I associate roast potatoes with special occasions such as a holiday dinner or a leisurely Sunday lunch. They seem like a special treat, but are not that difficult to make. As promised in a previous post, I am sharing my secret to perfect roast potatoes. I should say secrets, because there are several elements needed to achieve potatoes with a crispy, golden exterior and a dry, floury middle. First,it is essential to use a floury potato — that is, a potato that is good for mashing or baking. Russet potatoes are a good choice. Next, the potatoes should be as dry as possible before roasting. Do not leave them soaking in water before cooking and do not parboil them before roasting. This has led to family arguments — but I think the potatoes hold their shape better and are crispier if they are not parboiled. The potatoes should be cut into evenly sized pieces and dried before being placed in the fat. The fat should be heated before adding the potatoes to the roasting dish. The entire surface of the potatoes should be coated with fat at the start of roasting so they brown and crisp evenly. Duck fat is available at butchers, specialty grocers or online. It imparts a rich flavor to the potatoes, but you can certainly use lard, shortening or vegetable oil in its place.
The Secret to Perfect Duck Fat Roast Potatoes
- 4 russet or other floury potatoes
- 4 tbsps. duck fat (lard, shortening or vegetable oil can be substituted)

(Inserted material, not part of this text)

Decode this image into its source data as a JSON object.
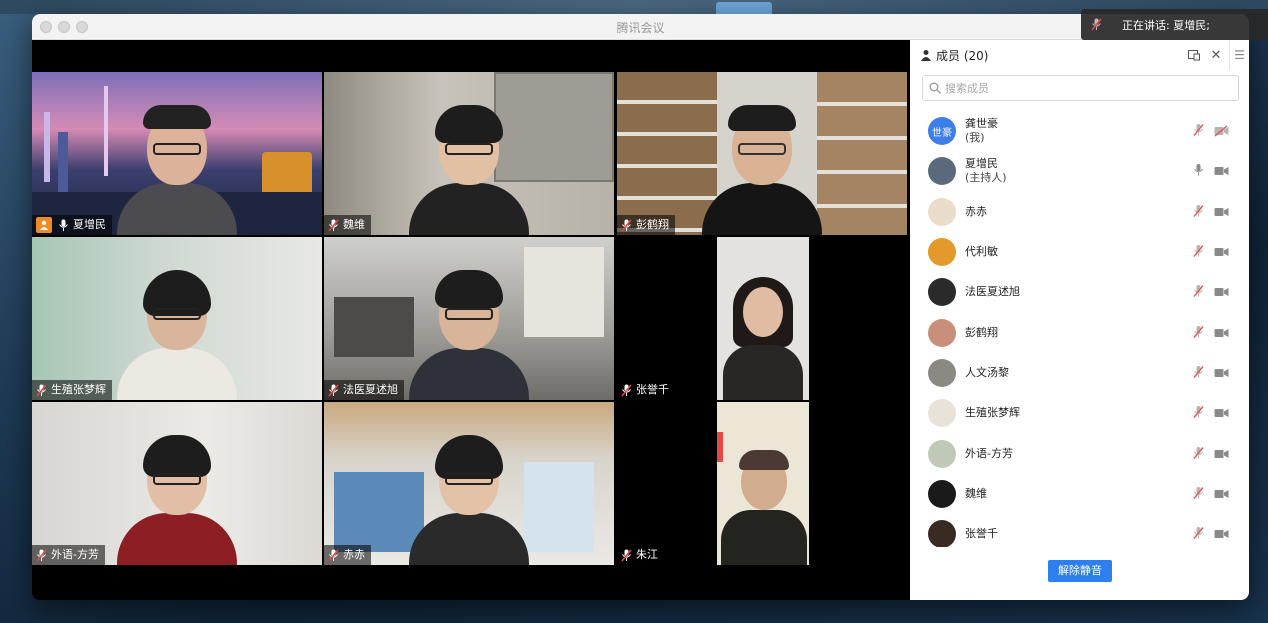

- Heat oven to 400 degrees Fahrenheit.
- Add duck fat to a roasting pan or dish. Place dish in the oven to heat the fat.
- Peel and wash the potatoes. Cut them into evenly sized pieces.
- Dry them thoroughly with a paper towel or clean dish (tea) towel.
- Remove dish with the heated fat from the oven. Add the potatoes to the dish and turn them over with a fork until each side of the potato is coated in fat. Return the dish to the oven.
- After 25 minutes turn the potatoes – the bottom of the potatoes should be golden brown – to brown the other side. Return to the oven for another 25 minutes or until the potatoes are golden brown.